Mobile Phones for Women’s Empowerment

It’s amazing how prevalent the use of mobile phones has become in the developed world as well as the developing world. In communities where people may not have access to clean drinking water or electricity, you can still see mobile phone usage. It is estimated that there are around 3.9 billion mobile subscribers worldwide. (Informa Telecoms & Media 2011). What is even more amazing is what an impact these mobile phones are having on the developing world, especially the women.

Mobile phones are being used to empower women worldwide. In a article “Woman’s Empowerment? There’s an APP For That” the author, Alice Newton, recalls her time working in Madagascar, and how the women used their mobile phones to empower themselves. She saw mobile phones as “one of the most powerful tools for development” especially for women. Mobile phones allow women more economic opportunities. In many rural countries, women have very particular family commitments. By using mobile phones, these women can do their family duties and still have time to work. Without mobile phones, to communicate with customers, these women would have to walk long distances. Business owners can now receive mobile payments, without neglecting family duties. She also states that communicating through mobile phones improves the safety of these women because walking to meet customers can be very unsafe for women. They can also utilize mobile banking which allows women to save money and build credit.

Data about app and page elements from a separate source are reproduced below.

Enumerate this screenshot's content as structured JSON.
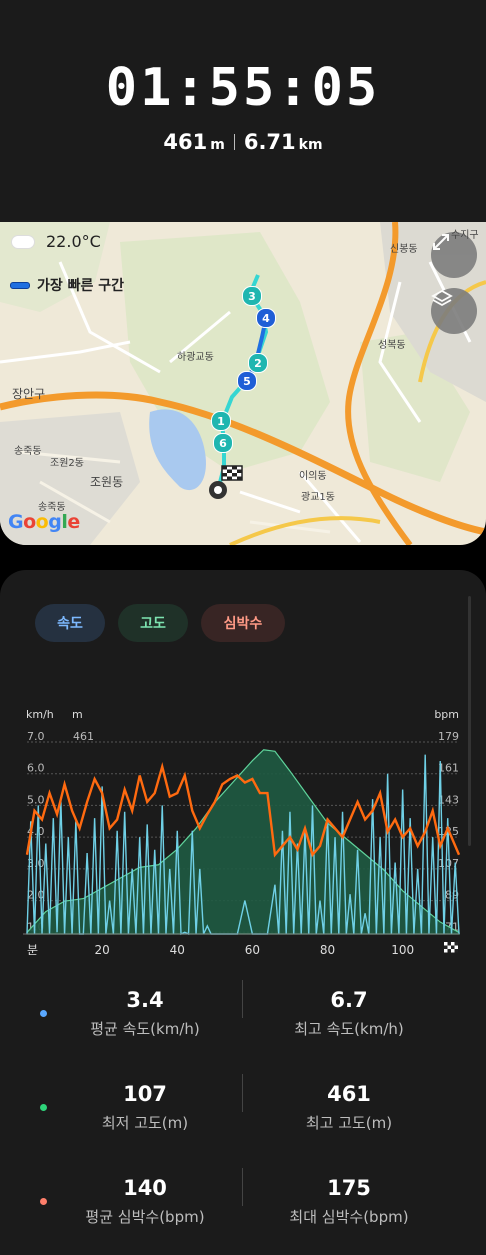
{
  "workout": {
    "duration": "01:55:05",
    "elevation_value": "461",
    "elevation_unit": "m",
    "distance_value": "6.71",
    "distance_unit": "km"
  },
  "map": {
    "weather": "22.0°C",
    "legend_label": "가장 빠른 구간",
    "expand_icon": "expand-icon",
    "layers_icon": "layers-icon",
    "labels": {
      "sinbong": "신봉동",
      "seongbok": "성복동",
      "hagwang": "하광교동",
      "jangan": "장안구",
      "songjuk1": "송죽동",
      "jowon2": "조원2동",
      "jowon": "조원동",
      "songjuk2": "송죽동",
      "iui": "이의동",
      "gwanggyo1": "광교1동",
      "corner": "수지구"
    },
    "markers": [
      "3",
      "4",
      "2",
      "5",
      "1",
      "6"
    ],
    "google_logo": "Google"
  },
  "tabs": [
    {
      "label": "속도",
      "color": "#7db9ff"
    },
    {
      "label": "고도",
      "color": "#7de3b0"
    },
    {
      "label": "심박수",
      "color": "#ff9a86"
    }
  ],
  "chart": {
    "left_units": "km/h",
    "mid_units": "m",
    "right_units": "bpm",
    "x_title": "분",
    "finish_icon": "checkered-flag-icon"
  },
  "chart_data": {
    "type": "line",
    "x_ticks": [
      "20",
      "40",
      "60",
      "80",
      "100"
    ],
    "speed_axis": [
      "7.0",
      "6.0",
      "5.0",
      "4.0",
      "3.0",
      "2.0",
      "1.0"
    ],
    "elevation_axis": [
      "461"
    ],
    "heart_rate_axis": [
      "179",
      "161",
      "143",
      "125",
      "107",
      "89",
      "71"
    ],
    "xlim": [
      0,
      115
    ],
    "speed_ylim": [
      0,
      7.0
    ],
    "elevation_ylim": [
      107,
      461
    ],
    "hr_ylim": [
      53,
      179
    ],
    "series": [
      {
        "name": "고도",
        "color": "#3ea86a",
        "unit": "m",
        "x": [
          0,
          5,
          10,
          15,
          20,
          25,
          30,
          35,
          40,
          45,
          50,
          55,
          60,
          63,
          66,
          70,
          75,
          80,
          85,
          90,
          95,
          100,
          105,
          110,
          115
        ],
        "values": [
          110,
          150,
          170,
          175,
          195,
          215,
          235,
          240,
          270,
          310,
          360,
          400,
          440,
          461,
          458,
          420,
          370,
          320,
          290,
          260,
          230,
          190,
          160,
          130,
          110
        ]
      },
      {
        "name": "심박수",
        "color": "#ff7a1a",
        "unit": "bpm",
        "x": [
          0,
          2,
          4,
          6,
          8,
          10,
          12,
          14,
          16,
          18,
          20,
          22,
          24,
          26,
          28,
          30,
          32,
          34,
          36,
          38,
          40,
          42,
          44,
          46,
          48,
          50,
          52,
          54,
          56,
          58,
          60,
          62,
          64,
          66,
          68,
          70,
          72,
          74,
          76,
          78,
          80,
          82,
          84,
          86,
          88,
          90,
          92,
          94,
          96,
          98,
          100,
          102,
          104,
          106,
          108,
          110,
          112,
          115
        ],
        "values": [
          115,
          140,
          135,
          150,
          138,
          155,
          140,
          130,
          145,
          158,
          150,
          130,
          135,
          152,
          140,
          160,
          145,
          150,
          165,
          148,
          150,
          160,
          140,
          130,
          138,
          145,
          155,
          158,
          160,
          156,
          158,
          150,
          150,
          115,
          120,
          125,
          118,
          130,
          115,
          120,
          135,
          130,
          125,
          135,
          145,
          135,
          140,
          150,
          128,
          135,
          125,
          130,
          120,
          128,
          140,
          120,
          130,
          115
        ]
      },
      {
        "name": "속도",
        "color": "#5fc8de",
        "unit": "km/h",
        "x": [
          0,
          1,
          2,
          3,
          4,
          5,
          6,
          7,
          8,
          9,
          10,
          11,
          12,
          13,
          14,
          15,
          16,
          17,
          18,
          19,
          20,
          21,
          22,
          23,
          24,
          25,
          26,
          27,
          28,
          29,
          30,
          31,
          32,
          33,
          34,
          35,
          36,
          37,
          38,
          39,
          40,
          41,
          42,
          43,
          44,
          45,
          46,
          47,
          48,
          49,
          50,
          52,
          54,
          56,
          58,
          60,
          62,
          64,
          66,
          67,
          68,
          69,
          70,
          71,
          72,
          73,
          74,
          75,
          76,
          77,
          78,
          79,
          80,
          81,
          82,
          83,
          84,
          85,
          86,
          87,
          88,
          89,
          90,
          91,
          92,
          93,
          94,
          95,
          96,
          97,
          98,
          99,
          100,
          101,
          102,
          103,
          104,
          105,
          106,
          107,
          108,
          109,
          110,
          111,
          112,
          113,
          114,
          115
        ],
        "values": [
          0.4,
          4.5,
          0.3,
          5.0,
          0.5,
          3.8,
          0.2,
          4.6,
          1.0,
          5.2,
          0.4,
          4.0,
          0.3,
          4.5,
          0.6,
          0.2,
          3.5,
          0.4,
          4.6,
          0.3,
          5.6,
          0.5,
          2.0,
          0.3,
          4.2,
          0.4,
          4.8,
          0.5,
          3.0,
          0.2,
          4.0,
          0.6,
          4.4,
          0.3,
          3.6,
          0.3,
          5.0,
          0.4,
          3.0,
          0.2,
          4.2,
          0.3,
          1.0,
          0.5,
          4.2,
          0.2,
          3.0,
          0.4,
          1.2,
          0.3,
          0.5,
          0.3,
          0.4,
          0.2,
          2.0,
          0.4,
          0.6,
          0.3,
          2.5,
          0.4,
          4.2,
          0.3,
          4.8,
          0.5,
          3.8,
          0.4,
          4.2,
          0.3,
          5.0,
          0.4,
          2.0,
          0.3,
          4.6,
          0.5,
          4.0,
          0.3,
          4.8,
          0.4,
          2.2,
          0.3,
          3.6,
          0.4,
          1.6,
          0.3,
          5.2,
          0.5,
          4.0,
          0.3,
          6.0,
          0.4,
          3.2,
          0.3,
          5.5,
          0.4,
          4.6,
          0.3,
          3.0,
          0.4,
          6.6,
          0.3,
          4.0,
          0.5,
          6.4,
          0.4,
          4.6,
          0.3,
          3.2,
          0.5
        ]
      }
    ]
  },
  "stats": [
    {
      "value": "3.4",
      "label": "평균 속도(km/h)",
      "dot": "#5aa8ff"
    },
    {
      "value": "6.7",
      "label": "최고 속도(km/h)"
    },
    {
      "value": "107",
      "label": "최저 고도(m)",
      "dot": "#2ed47a"
    },
    {
      "value": "461",
      "label": "최고 고도(m)"
    },
    {
      "value": "140",
      "label": "평균 심박수(bpm)",
      "dot": "#ff7f6b"
    },
    {
      "value": "175",
      "label": "최대 심박수(bpm)"
    }
  ]
}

Mobile phones are also great ways for women to receive information. There are apps and games that teach women’s health. They give information on pregnancy and sexual health. Women are often time unable to receive this information and can not care for themselves and their children as well as they could. They are also able to receive information on politics. This information keeps women from having to rely on others, and allows them to be more self-sufficient. Another important role of mobile phones for women that Newton mentioned was the use of mobile phones to combat domestic abuse. Domestic abuse is a common problem, and now women can connect directly with authorities.

Though there has been an increase overall in phone usage in the developing world, there are still gender gaps. Newton states that “women are 21% less likely to own mobile phones, rising to 37% in some regions.”

Advertisements

2 responses to “Mobile Phones for Women’s Empowerment

  • jboleky

    I never even thought about the fact, that by simply having mobile phones, the technology itself could empower them. My thoughts after reading this article mainly revolved around, how as a development major could we get more phones to women sustainably? When dealing with soooo many cultural, social, and gender factors it would be very difficult to simply pass out phones to women without encountering resistance from any number of sources. and i would love if anyone reading this comment found any programs where they did just that, because the major problem seems to me; that even if someone got past all the social, cultural, technological and other factors both the men and the women would need to have a phone. Otherwise their could be jealousy or the man would just take it. Obviously I’m not an expert and simply thinking, your thoughts?

  • mjurczuk

    The blog post addressing the gender gap in mobile phone ownership in the developing world discusses the obstacles in giving women in the developing world communication technologies. Ideally, since knowledge is power,” mobile phones that provide all of the information you mentioned would be empowering. Perhaps given all this information, women in the developing world will be able to fight their own battle for gender equality, influencing the mindsets of the men in their world themselves, instead of the developed world trying to change their outlook for them. An intrinsically initiated social change would be much more effective than an imposed one.

Leave a Reply

Fill in your details below or click an icon to log in:

WordPress.com Logo

You are commenting using your WordPress.com account. Log Out / Change )

Twitter picture

You are commenting using your Twitter account. Log Out / Change )

Facebook photo

You are commenting using your Facebook account. Log Out / Change )

Google+ photo

You are commenting using your Google+ account. Log Out / Change )

Connecting to %s

%d bloggers like this: